I started this in the pool to bring my paddle stroke modeling up to par in preparation for instructor workshops. I’ve found that my early season boat handling in wind, waves and surf improved as well making this rewarding for the recreational paddler to practice as well.

Forward, reverse & stop
The classics for an instructor click here. Reversing a kayak in a straight line is harder than it looks. I’ve seen many a candidate struggle. Being able to stop in a precise and controlled manner is needed for eskimo bow rescues. Try your stop on the pool edge, or a foam floating. Do this a bunch of times and push hard, you will sweat…

Draw Strokes
A stroke made for practice in a pool click here. The goal of a draw stroke is to move straight sideways in situations such as helping during a rescue or rafting up. There are three types demo’d here. Check to see if you are going straight. Test yourself by putting your bow or stern on the edge of the pool, then draw along it. Another test is seeing if the bow and stern move at the same speeds by seeing if the boat stays parallel to the pool walls.

This is critical practice click here. The only way low & high braces are effective are if they are practiced enough to make them a reaction. The pool offers the perfect place. Testing oneself by going farther over helps with technique as does having the boat moving then bracing. Points for getting the boat over 90 degrees. Sculling for support, the stroke that makes you look cool also can help with your roll. Going extreme helped me with debugging my roll as I worked to make it reliable.

Hanging Draw
Another great stroke for the pool click here. Pick a spot on the side of the pool and try to draw yourself to it as you would to get alongside someone or to draw away from someone or thing like a rock. Silly practice is to try it in reverse, good for pushing your boat and blade handling.

Bow rudder
A challenge in the tight spaces of some pools click here. This is a great maneuvering stroke that tests sweeps, edging and paddle placement. Thrown in some floaties to go around or corners in the pool. Also practice reverse, in the videos case using a sweep and edging.

Silly draw strokes
If there was a stroke that can be done many ways click here. Why do em differently? To be silly of course. It also helps with blade and boat control.

Single and hand paddling
Different ways to move the kayak click here. For a canoeist, there isn’t a challenge to have half a paddle, different story for kayakers. Go to moving your boat with hands. Really breaks down what technique works well and what doesn’t.


Initially balance exercises seem silly. Well they are. But they also help you get more familiar with your boat and build your balance skill. Here are a couple of photos of classic balance exercises.

Classic balance exercise, sit on the back deck and paddle around

Upping the challenge, standing in a kayak and twirling a paddle over head.

Crawling out on the deck to kiss the bow is another classic click here. A new spin is to sit in the cockpit and spin around.

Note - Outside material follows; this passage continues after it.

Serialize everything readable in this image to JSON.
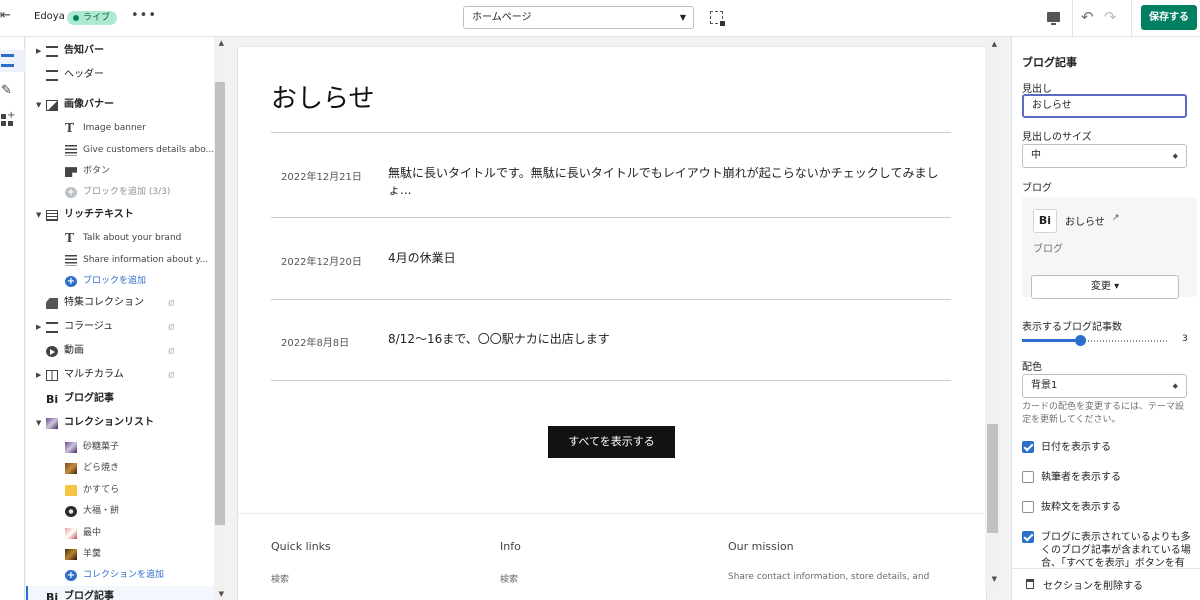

Adding something realistic to the balance exercises is to paddle with a swimmer on the back deck click here. Want more challenge, have the swimmer sit up and move around, you will feel tippy!

Combine balance exercises and silly strokes, you end up with this click here.

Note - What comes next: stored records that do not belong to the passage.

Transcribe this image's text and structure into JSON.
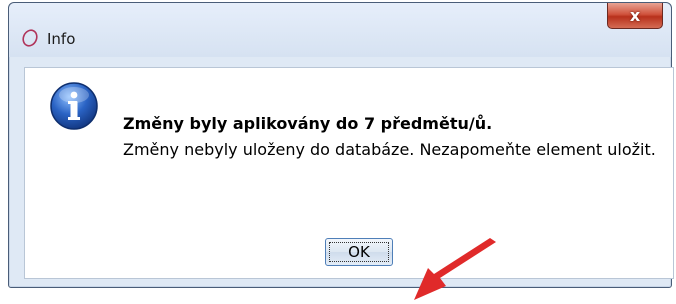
{
  "window": {
    "title": "Info"
  },
  "buttons": {
    "close_label": "x",
    "ok_label": "OK"
  },
  "message": {
    "title": "Změny byly aplikovány do 7 předmětu/ů.",
    "text": "Změny nebyly uloženy do databáze. Nezapomeňte element uložit."
  },
  "icons": {
    "app": "oval-ring-icon",
    "info": "info-icon",
    "annotation": "red-arrow-icon"
  },
  "colors": {
    "close_red": "#c9442d",
    "info_blue": "#2a63c4",
    "arrow_red": "#e02a2a"
  }
}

So is this everything you can do in a pool? No way, there is lots more and the limit is only in your imagination. Take this as a start, there is no way you should get bored in a pool!